John Sweller’s Cognitive Load Theory has been quite successful for the past few years, with e.g. Dylan Wiliam calling it the most important theory in present day education. The essence is that our short term memory is limited in the number of elements it can contain simultaneously. I do prefer the distinction Sweller originally made… Read More Two very similar theories but from two different backgrounds: CLT and the Scarcity Mindset

A new 8-year long longitudinal study on time spent on social media shows a non-impact on mental health

I’m sure this still will come as a big surprise to many, but it’s pretty difficult for results to be as clear:   Time spent using social media was not related to individual changes in depression or anxiety over 8 years. This lack of a relationship was found even in the transition between adolescence and… Read More A new 8-year long longitudinal study on time spent on social media shows a non-impact on mental health

A new study on the Flynn Effect in the US shows something quite different

We have discussed the Flynn Effect – the rise of IQ over decades – over and over again on this blog. We’ve also seen that there is possibly a reverse Flynn Effect in several countries lately. A new study makes this even more complicated:   When outdated norms are used, the Flynn Effect inflates IQs… Read More A new study on the Flynn Effect in the US shows something quite different

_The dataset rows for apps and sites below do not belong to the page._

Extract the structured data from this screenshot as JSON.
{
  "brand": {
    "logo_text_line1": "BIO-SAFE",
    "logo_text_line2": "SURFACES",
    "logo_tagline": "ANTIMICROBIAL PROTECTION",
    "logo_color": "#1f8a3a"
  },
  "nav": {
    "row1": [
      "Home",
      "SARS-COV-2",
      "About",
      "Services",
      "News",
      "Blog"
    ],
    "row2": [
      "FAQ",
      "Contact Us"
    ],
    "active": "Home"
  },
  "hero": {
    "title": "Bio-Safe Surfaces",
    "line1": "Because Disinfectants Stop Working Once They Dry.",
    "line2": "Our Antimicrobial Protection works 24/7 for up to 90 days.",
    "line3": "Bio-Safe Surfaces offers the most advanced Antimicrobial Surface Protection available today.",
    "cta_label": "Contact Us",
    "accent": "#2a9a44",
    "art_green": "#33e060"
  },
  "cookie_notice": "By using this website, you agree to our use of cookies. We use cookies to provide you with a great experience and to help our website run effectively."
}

The difference between learning and thinking you have learned

Several colleagues shared this study past weekend, and I can understand why: Despite active learning being recognized as a superior method of instruction in the classroom, a major recent survey found that most college STEM instructors still choose traditional teaching methods. This article addresses the long-standing question of why students and faculty remain resistant to… Read More The difference between learning and thinking you have learned

Maybe it’s not the smartphone: study of 400 teens finds little evidence linking excessive smartphone use and mental health outcomes

It’s an often repeated claim, but it seems hard to proof: our smartphones seem not to be the reason some of our children feel worse. From the press release: A new study, published in the journal Clinical Psychological Science, suggests that the time adolescents are spending on their phones and online is not that bad.… Read More Maybe it’s not the smartphone: study of 400 teens finds little evidence linking excessive smartphone use and mental health outcomes